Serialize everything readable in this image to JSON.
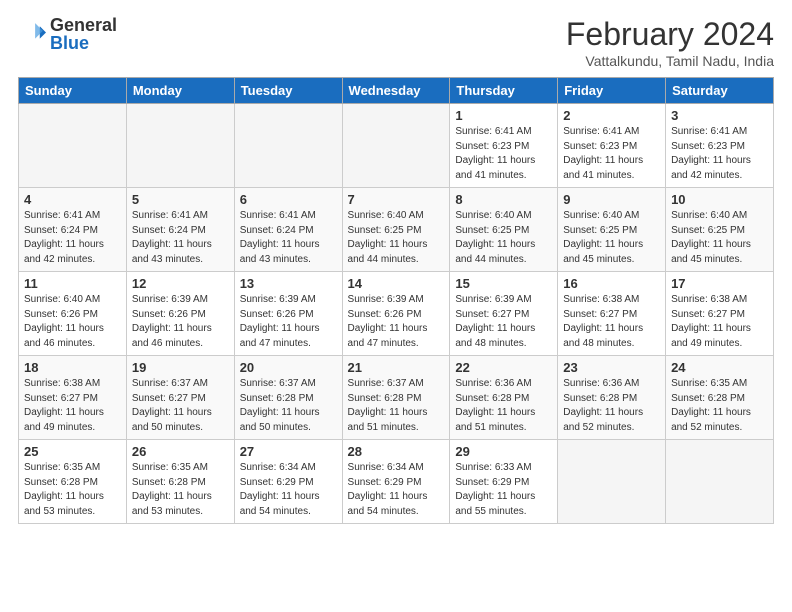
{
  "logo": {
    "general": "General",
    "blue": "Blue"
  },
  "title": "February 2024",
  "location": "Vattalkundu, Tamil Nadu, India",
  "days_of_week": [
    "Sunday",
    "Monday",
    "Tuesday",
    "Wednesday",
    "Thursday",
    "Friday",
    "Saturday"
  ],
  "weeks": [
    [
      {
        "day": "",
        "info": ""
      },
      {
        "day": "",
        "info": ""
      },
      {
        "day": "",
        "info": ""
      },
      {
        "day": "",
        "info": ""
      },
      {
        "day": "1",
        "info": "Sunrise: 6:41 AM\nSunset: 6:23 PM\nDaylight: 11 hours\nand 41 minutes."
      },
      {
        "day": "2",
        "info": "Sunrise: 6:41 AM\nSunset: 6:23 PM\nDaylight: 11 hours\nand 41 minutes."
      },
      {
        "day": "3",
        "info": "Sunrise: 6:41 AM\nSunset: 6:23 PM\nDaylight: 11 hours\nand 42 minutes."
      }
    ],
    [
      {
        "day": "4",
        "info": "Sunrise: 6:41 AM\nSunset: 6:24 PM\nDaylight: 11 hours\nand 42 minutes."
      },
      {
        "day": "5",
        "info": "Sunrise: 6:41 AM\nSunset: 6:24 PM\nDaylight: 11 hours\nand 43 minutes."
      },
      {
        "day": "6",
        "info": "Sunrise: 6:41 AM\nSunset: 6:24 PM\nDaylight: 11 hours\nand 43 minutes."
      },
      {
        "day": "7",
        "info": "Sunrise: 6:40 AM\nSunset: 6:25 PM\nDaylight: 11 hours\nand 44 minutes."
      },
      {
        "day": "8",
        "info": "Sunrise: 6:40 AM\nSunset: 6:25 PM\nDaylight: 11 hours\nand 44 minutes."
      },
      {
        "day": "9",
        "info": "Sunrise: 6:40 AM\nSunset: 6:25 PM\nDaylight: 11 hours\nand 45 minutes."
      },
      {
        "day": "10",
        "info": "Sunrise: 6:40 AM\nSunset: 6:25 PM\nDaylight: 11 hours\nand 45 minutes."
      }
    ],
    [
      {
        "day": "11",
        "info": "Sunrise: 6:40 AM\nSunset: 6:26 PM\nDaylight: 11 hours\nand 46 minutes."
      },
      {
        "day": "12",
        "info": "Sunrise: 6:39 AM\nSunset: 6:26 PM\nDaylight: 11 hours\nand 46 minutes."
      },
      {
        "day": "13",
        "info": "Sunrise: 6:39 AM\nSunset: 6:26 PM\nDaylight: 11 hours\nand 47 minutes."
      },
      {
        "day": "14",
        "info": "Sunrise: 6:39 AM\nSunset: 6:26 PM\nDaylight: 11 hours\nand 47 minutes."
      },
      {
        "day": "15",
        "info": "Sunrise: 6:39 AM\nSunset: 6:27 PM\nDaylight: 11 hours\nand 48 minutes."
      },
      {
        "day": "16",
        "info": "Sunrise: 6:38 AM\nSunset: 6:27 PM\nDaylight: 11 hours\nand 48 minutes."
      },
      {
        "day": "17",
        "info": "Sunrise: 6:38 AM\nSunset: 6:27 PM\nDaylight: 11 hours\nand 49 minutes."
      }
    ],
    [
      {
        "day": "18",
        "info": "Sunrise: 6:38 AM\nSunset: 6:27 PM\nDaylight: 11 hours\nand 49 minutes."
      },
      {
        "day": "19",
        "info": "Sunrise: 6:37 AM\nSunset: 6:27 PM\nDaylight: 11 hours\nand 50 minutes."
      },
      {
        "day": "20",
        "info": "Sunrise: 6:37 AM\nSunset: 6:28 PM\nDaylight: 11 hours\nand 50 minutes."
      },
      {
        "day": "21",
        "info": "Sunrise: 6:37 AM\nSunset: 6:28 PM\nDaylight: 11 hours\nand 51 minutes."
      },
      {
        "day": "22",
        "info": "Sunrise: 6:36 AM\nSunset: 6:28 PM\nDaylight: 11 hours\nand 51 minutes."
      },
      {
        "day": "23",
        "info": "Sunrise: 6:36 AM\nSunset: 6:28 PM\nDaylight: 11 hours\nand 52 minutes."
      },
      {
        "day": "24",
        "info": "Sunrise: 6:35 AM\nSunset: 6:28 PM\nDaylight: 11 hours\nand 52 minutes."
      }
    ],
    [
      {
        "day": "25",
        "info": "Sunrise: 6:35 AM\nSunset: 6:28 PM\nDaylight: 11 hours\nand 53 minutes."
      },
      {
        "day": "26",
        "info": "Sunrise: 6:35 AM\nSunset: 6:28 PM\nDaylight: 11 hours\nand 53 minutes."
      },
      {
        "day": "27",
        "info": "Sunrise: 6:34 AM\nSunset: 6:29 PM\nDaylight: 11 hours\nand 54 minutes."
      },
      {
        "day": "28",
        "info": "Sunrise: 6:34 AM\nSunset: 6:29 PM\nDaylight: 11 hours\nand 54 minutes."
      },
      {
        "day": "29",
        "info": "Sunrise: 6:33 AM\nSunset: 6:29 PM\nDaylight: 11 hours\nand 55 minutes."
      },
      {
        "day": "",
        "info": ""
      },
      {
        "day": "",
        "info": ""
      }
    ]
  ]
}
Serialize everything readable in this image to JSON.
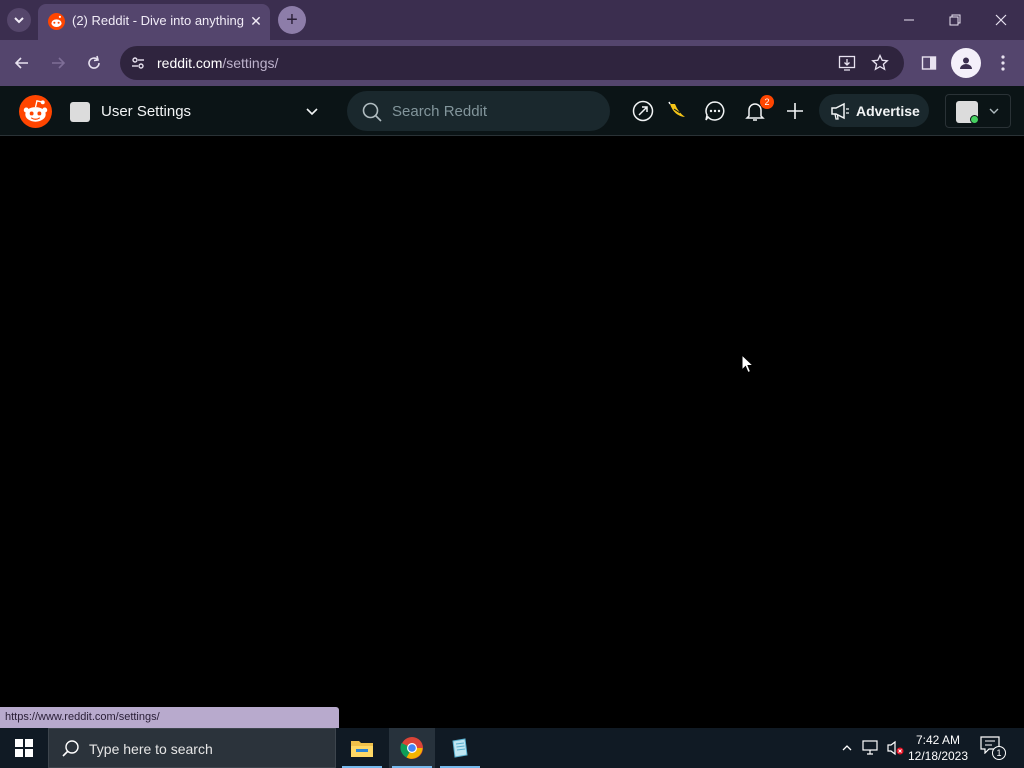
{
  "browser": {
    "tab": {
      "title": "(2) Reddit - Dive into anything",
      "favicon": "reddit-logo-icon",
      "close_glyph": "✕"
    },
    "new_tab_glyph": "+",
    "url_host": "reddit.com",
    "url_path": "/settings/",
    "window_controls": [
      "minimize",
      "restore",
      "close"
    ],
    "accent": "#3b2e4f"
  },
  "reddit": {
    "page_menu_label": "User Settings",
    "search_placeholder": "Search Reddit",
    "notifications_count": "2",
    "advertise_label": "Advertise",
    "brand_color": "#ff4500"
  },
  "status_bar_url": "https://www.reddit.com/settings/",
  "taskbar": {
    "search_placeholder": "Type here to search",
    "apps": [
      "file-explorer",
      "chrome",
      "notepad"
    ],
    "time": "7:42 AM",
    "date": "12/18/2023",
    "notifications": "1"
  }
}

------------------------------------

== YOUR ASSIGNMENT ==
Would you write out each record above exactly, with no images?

== TASK ANSWER ==
Serialize everything readable in this image to JSON.
{
  "logo": {
    "general": "General",
    "blue": "Blue"
  },
  "title": "February 2024",
  "location": "Vattalkundu, Tamil Nadu, India",
  "days_of_week": [
    "Sunday",
    "Monday",
    "Tuesday",
    "Wednesday",
    "Thursday",
    "Friday",
    "Saturday"
  ],
  "weeks": [
    [
      {
        "day": "",
        "info": ""
      },
      {
        "day": "",
        "info": ""
      },
      {
        "day": "",
        "info": ""
      },
      {
        "day": "",
        "info": ""
      },
      {
        "day": "1",
        "info": "Sunrise: 6:41 AM\nSunset: 6:23 PM\nDaylight: 11 hours\nand 41 minutes."
      },
      {
        "day": "2",
        "info": "Sunrise: 6:41 AM\nSunset: 6:23 PM\nDaylight: 11 hours\nand 41 minutes."
      },
      {
        "day": "3",
        "info": "Sunrise: 6:41 AM\nSunset: 6:23 PM\nDaylight: 11 hours\nand 42 minutes."
      }
    ],
    [
      {
        "day": "4",
        "info": "Sunrise: 6:41 AM\nSunset: 6:24 PM\nDaylight: 11 hours\nand 42 minutes."
      },
      {
        "day": "5",
        "info": "Sunrise: 6:41 AM\nSunset: 6:24 PM\nDaylight: 11 hours\nand 43 minutes."
      },
      {
        "day": "6",
        "info": "Sunrise: 6:41 AM\nSunset: 6:24 PM\nDaylight: 11 hours\nand 43 minutes."
      },
      {
        "day": "7",
        "info": "Sunrise: 6:40 AM\nSunset: 6:25 PM\nDaylight: 11 hours\nand 44 minutes."
      },
      {
        "day": "8",
        "info": "Sunrise: 6:40 AM\nSunset: 6:25 PM\nDaylight: 11 hours\nand 44 minutes."
      },
      {
        "day": "9",
        "info": "Sunrise: 6:40 AM\nSunset: 6:25 PM\nDaylight: 11 hours\nand 45 minutes."
      },
      {
        "day": "10",
        "info": "Sunrise: 6:40 AM\nSunset: 6:25 PM\nDaylight: 11 hours\nand 45 minutes."
      }
    ],
    [
      {
        "day": "11",
        "info": "Sunrise: 6:40 AM\nSunset: 6:26 PM\nDaylight: 11 hours\nand 46 minutes."
      },
      {
        "day": "12",
        "info": "Sunrise: 6:39 AM\nSunset: 6:26 PM\nDaylight: 11 hours\nand 46 minutes."
      },
      {
        "day": "13",
        "info": "Sunrise: 6:39 AM\nSunset: 6:26 PM\nDaylight: 11 hours\nand 47 minutes."
      },
      {
        "day": "14",
        "info": "Sunrise: 6:39 AM\nSunset: 6:26 PM\nDaylight: 11 hours\nand 47 minutes."
      },
      {
        "day": "15",
        "info": "Sunrise: 6:39 AM\nSunset: 6:27 PM\nDaylight: 11 hours\nand 48 minutes."
      },
      {
        "day": "16",
        "info": "Sunrise: 6:38 AM\nSunset: 6:27 PM\nDaylight: 11 hours\nand 48 minutes."
      },
      {
        "day": "17",
        "info": "Sunrise: 6:38 AM\nSunset: 6:27 PM\nDaylight: 11 hours\nand 49 minutes."
      }
    ],
    [
      {
        "day": "18",
        "info": "Sunrise: 6:38 AM\nSunset: 6:27 PM\nDaylight: 11 hours\nand 49 minutes."
      },
      {
        "day": "19",
        "info": "Sunrise: 6:37 AM\nSunset: 6:27 PM\nDaylight: 11 hours\nand 50 minutes."
      },
      {
        "day": "20",
        "info": "Sunrise: 6:37 AM\nSunset: 6:28 PM\nDaylight: 11 hours\nand 50 minutes."
      },
      {
        "day": "21",
        "info": "Sunrise: 6:37 AM\nSunset: 6:28 PM\nDaylight: 11 hours\nand 51 minutes."
      },
      {
        "day": "22",
        "info": "Sunrise: 6:36 AM\nSunset: 6:28 PM\nDaylight: 11 hours\nand 51 minutes."
      },
      {
        "day": "23",
        "info": "Sunrise: 6:36 AM\nSunset: 6:28 PM\nDaylight: 11 hours\nand 52 minutes."
      },
      {
        "day": "24",
        "info": "Sunrise: 6:35 AM\nSunset: 6:28 PM\nDaylight: 11 hours\nand 52 minutes."
      }
    ],
    [
      {
        "day": "25",
        "info": "Sunrise: 6:35 AM\nSunset: 6:28 PM\nDaylight: 11 hours\nand 53 minutes."
      },
      {
        "day": "26",
        "info": "Sunrise: 6:35 AM\nSunset: 6:28 PM\nDaylight: 11 hours\nand 53 minutes."
      },
      {
        "day": "27",
        "info": "Sunrise: 6:34 AM\nSunset: 6:29 PM\nDaylight: 11 hours\nand 54 minutes."
      },
      {
        "day": "28",
        "info": "Sunrise: 6:34 AM\nSunset: 6:29 PM\nDaylight: 11 hours\nand 54 minutes."
      },
      {
        "day": "29",
        "info": "Sunrise: 6:33 AM\nSunset: 6:29 PM\nDaylight: 11 hours\nand 55 minutes."
      },
      {
        "day": "",
        "info": ""
      },
      {
        "day": "",
        "info": ""
      }
    ]
  ]
}
Serialize everything readable in this image to JSON.
{
  "browser": {
    "tab": {
      "title": "(2) Reddit - Dive into anything",
      "favicon": "reddit-logo-icon",
      "close_glyph": "✕"
    },
    "new_tab_glyph": "+",
    "url_host": "reddit.com",
    "url_path": "/settings/",
    "window_controls": [
      "minimize",
      "restore",
      "close"
    ],
    "accent": "#3b2e4f"
  },
  "reddit": {
    "page_menu_label": "User Settings",
    "search_placeholder": "Search Reddit",
    "notifications_count": "2",
    "advertise_label": "Advertise",
    "brand_color": "#ff4500"
  },
  "status_bar_url": "https://www.reddit.com/settings/",
  "taskbar": {
    "search_placeholder": "Type here to search",
    "apps": [
      "file-explorer",
      "chrome",
      "notepad"
    ],
    "time": "7:42 AM",
    "date": "12/18/2023",
    "notifications": "1"
  }
}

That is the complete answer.